decision might be controversial, but if you look at the results, you
see that in most cases the decision as to which comma to use in a
certain vicinity is like chalk and cheese, one of them notates
ratios that occur many times more often, and this usually agrees
with our intuitions based on consonance, ratio complexity, prime
limit and so on.
However, an important proviso above is that the primary comma (or
tempered version thereof) is the default pitch alteration "in the
absence of any further information". For example, if we know that an
ET is being notated, then the default pitch will be an exact degree
of the ET. In fact it will be the degree that is closest to the
tempered primary comma (with some very rare exceptions where a
secondary comma is used because no simple primary is available).
But we recently realised that even in the case of JI notations we
were not using all the available information to determine exactly
what alteration a sagittal should default to ("really represent").
We were not using the nominal (and sharps or flats), although these
were of course being used to determine the gross pitch.

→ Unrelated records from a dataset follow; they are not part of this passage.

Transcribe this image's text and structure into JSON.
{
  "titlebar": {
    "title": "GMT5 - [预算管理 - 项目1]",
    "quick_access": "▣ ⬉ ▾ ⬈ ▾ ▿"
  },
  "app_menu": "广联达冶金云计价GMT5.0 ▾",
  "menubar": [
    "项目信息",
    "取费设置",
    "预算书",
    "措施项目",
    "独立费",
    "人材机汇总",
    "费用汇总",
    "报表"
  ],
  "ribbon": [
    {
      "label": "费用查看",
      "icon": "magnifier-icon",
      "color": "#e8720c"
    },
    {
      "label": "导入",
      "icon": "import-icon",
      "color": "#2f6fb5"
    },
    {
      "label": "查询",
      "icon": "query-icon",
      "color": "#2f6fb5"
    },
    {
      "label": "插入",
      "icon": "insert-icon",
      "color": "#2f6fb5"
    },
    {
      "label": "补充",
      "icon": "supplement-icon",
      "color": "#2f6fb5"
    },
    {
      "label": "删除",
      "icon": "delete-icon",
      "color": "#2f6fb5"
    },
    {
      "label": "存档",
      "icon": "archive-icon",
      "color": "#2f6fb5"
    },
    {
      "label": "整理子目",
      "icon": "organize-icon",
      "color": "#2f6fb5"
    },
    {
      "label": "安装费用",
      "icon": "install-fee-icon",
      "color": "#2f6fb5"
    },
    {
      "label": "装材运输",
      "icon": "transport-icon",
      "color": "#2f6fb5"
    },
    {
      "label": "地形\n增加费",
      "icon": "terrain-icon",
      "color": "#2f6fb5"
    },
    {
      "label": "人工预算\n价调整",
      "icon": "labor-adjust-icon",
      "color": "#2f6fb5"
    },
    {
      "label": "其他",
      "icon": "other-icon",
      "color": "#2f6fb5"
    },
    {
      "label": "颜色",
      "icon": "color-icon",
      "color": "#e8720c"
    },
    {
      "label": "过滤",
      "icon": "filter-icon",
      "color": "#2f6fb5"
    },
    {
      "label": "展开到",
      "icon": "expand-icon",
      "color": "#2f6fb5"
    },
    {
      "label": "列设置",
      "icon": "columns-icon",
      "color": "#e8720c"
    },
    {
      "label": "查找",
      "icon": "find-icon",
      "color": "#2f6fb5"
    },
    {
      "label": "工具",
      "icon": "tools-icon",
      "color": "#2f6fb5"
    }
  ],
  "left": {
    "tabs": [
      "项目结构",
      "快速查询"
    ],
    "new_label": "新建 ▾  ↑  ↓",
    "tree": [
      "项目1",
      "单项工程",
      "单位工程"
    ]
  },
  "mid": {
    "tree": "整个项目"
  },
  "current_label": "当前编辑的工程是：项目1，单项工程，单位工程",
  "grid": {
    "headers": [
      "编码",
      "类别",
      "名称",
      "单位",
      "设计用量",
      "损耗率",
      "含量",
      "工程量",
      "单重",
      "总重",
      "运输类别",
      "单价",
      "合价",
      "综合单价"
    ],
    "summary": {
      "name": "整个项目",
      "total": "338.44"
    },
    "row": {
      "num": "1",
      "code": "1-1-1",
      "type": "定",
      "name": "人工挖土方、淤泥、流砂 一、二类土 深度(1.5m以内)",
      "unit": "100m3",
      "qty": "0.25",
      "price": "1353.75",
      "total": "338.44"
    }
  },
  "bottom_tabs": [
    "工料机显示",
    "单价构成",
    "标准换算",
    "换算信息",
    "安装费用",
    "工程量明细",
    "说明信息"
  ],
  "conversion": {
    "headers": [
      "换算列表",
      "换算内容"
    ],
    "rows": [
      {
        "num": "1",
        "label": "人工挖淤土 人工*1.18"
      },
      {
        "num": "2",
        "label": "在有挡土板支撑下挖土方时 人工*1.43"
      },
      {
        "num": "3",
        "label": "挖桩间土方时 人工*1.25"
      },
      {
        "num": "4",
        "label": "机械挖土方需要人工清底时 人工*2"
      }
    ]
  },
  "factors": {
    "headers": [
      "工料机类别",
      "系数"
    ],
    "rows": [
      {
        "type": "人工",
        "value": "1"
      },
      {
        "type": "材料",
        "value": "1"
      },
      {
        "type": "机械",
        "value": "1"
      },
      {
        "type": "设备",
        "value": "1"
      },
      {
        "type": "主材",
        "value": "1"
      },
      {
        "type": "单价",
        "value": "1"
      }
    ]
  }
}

So for the
Athenian JI notation (the only one so far defined) we revisited the
Scala archive statistics and found the most popular ratio that would
be notated by each combination of nominal, sharps or flats and
sagittal symbol.
So the sagittal symbol can now "really represent" slightly different
pitch alterations (different commas) depending on the nominal it is
associated with. It now gives the ratio you actually wanted, maybe
99% of the time, and severely reduces the need to use higher-
resolution notations involving accented symbols or more complex
unaccented symbols. We've increased the precision without increasing
the number of symbols. This is what we call "smart defaults".
The resulting two-dimensional lookup table appears here as a zipped
Excel spreadsheet (28 kB).
http://sagittal.org/AthenianSmartDefaults.zip
> Wouldn't you need to know what key the music is in?
If you had that information, you could certainly use it to
advantage. The horizontal index to the lookup table is intended to
be the distance in fifths of the nominal-plus-sharps-or-flats from
the (possibly local) 1/1 or tonic. But even without that
information, 1/1 can default to C and the smart defaults will still
be significantly better than always using the primary comma, unless
the key is very far from C on the chain of fifths.
If you can identify the roots of chords (as you can in Fractal Tune
Smithy's chord-progression player), then these can also be used as
local 1/1s for the purpose of sagittal smart defaults.
And we still intend to define higher resolution JI notations, that
use accent marks (like the "semantic radicals" of Chinese text) to
indicate which of several possibilities are intended, or to further
narrow the choices for a higher-resolution set of smart defaults.
These can be used if the software's educated guesses aren't good
enough, but obviously the learning curve is steeper for the user.
Another possibility is that the software could tell the user what
pitch (ratio or cents or ET degree etc.) it has interpreted the
nominal-plus-sagittal as, and if it isn't what they wanted then they
should have the option of explicitly entering the pitch _as_ a ratio
or cents or ET degree etc. I believe Robert Walker intends to do
something like this in Fractal Tune Smithy.
And don't forget that this whole smart defaults thing is typically
about fine adjustments of pitch (less than 2 cents).
Regards,
-- Dave Keenan